  • Family members or friends and/or direct contact with extremist groups and organisations
  • The internet and social media to share extremist ideologies and views.  On-line content/social media may pose a specific risk as it can be seen to normalise radical views and promote content which is shocking and extreme; children can be trusting and may not necessarily appreciate bias, which can lead to being drawn into such groups and to adopt their extremist views.
  • Exposure to extremist groups increases the risk of a young person being drawn into criminal activity and has the potential to cause significant harm. 

If we assess a child as at risk, we will refer to the local MASH (Multi Agency Safeguarding Hub) team for advice.

In terms of training, staff have received training to familiarise them with the Prevent Duty.

In terms of internet safety, we ensure suitable filters are in place to keep children away from extremist materials through the London Grid for Learning.

We recognise that we play a vital role in keeping children safe from harm, including from the risks of extremism and radicalisation, and in promoting the welfare of children in our care.

What we do if there is a concern

If we have a concern about a particular pupil we will follow the school’s normal safeguarding procedures, including discussing with the school’s designated safeguarding lead, and where deemed necessary, with Children’s Social Care. We may also contact the School's Co-ordinator at Sutton Police.  They can talk to us in confidence about concerns and help us gain access to support and advice.  The Department for Education can also support us through their dedicated advice line.

If parents have a concern

If parents have concerns about their own or another child they are most welcome to contact Police or the NSPCC directly or they can speak to a member of the school leadership safeguarding team:

Mrs Martin (Assistant Head) is the safeguarding lead. bernadette.martin@stcecilias.school
Mrs Dean (Head of Early Years) sarah.dean@stcecilias.school
Mr Burke (Head Teacher)  head@stcecilias.school

Spotting signs and getting help

Radicalisation can be really difficult to spot. Signs that may indicate a child is being radicalised include:

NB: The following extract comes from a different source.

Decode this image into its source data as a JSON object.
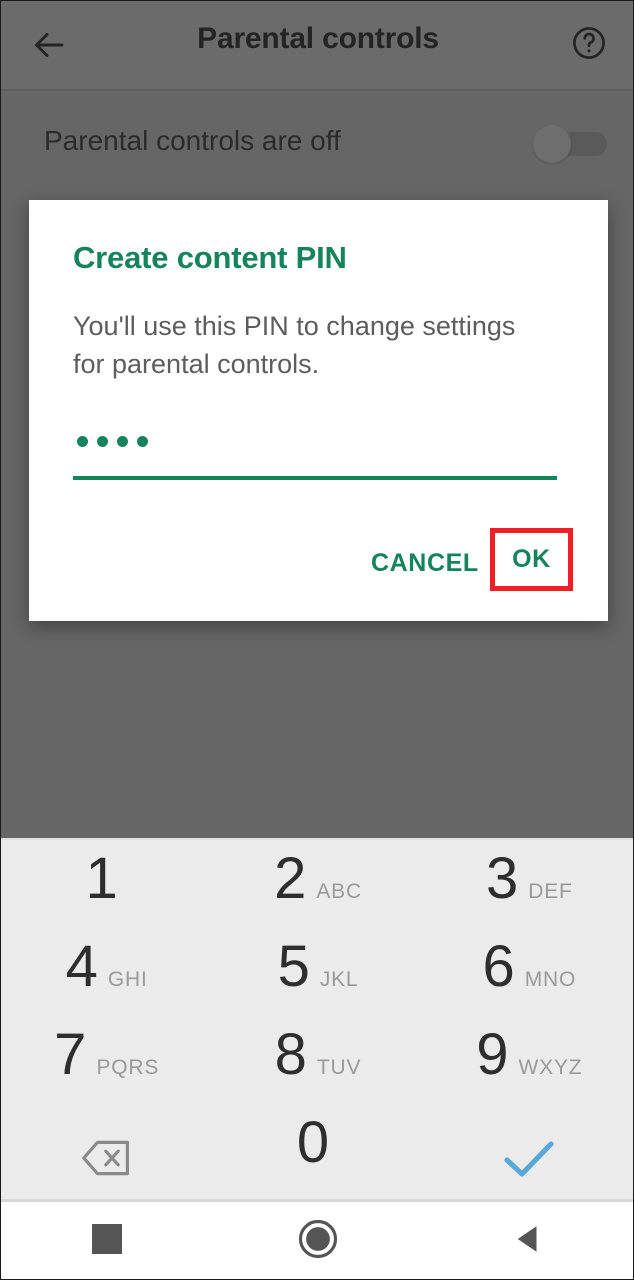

  • isolating themselves from family and friends
  • talking as if from a scripted speech
  • unwillingness or inability to discuss their views
  • a sudden disrespectful attitude towards others
  • increased levels of anger
  • increased secretiveness, especially around internet use.

Children who are at risk of radicalisation may have low self-esteem, or be victims of bullying or discrimination. Extremists might target them and tell them they can be part of something special, later brainwashing them into cutting themselves off from their friends and family.

However, these signs don't necessarily mean a child is being radicalised – it may be normal teenage behaviour or a sign that something else is wrong. If you notice any change in a child's behaviour and you're worried, you can call the NSPCC helpline on 0808 800 5000

 

 

Some key terms:

Extremism – vocal or active opposition to fundamental British values such as democracy, the rule of law and tolerance of different faiths and beliefs

Terrorism – a violent action against people or property, designed to create fear and advance a political, religious or ideological cause

Radicalisation – the process by which a person comes to support extremism and terrorism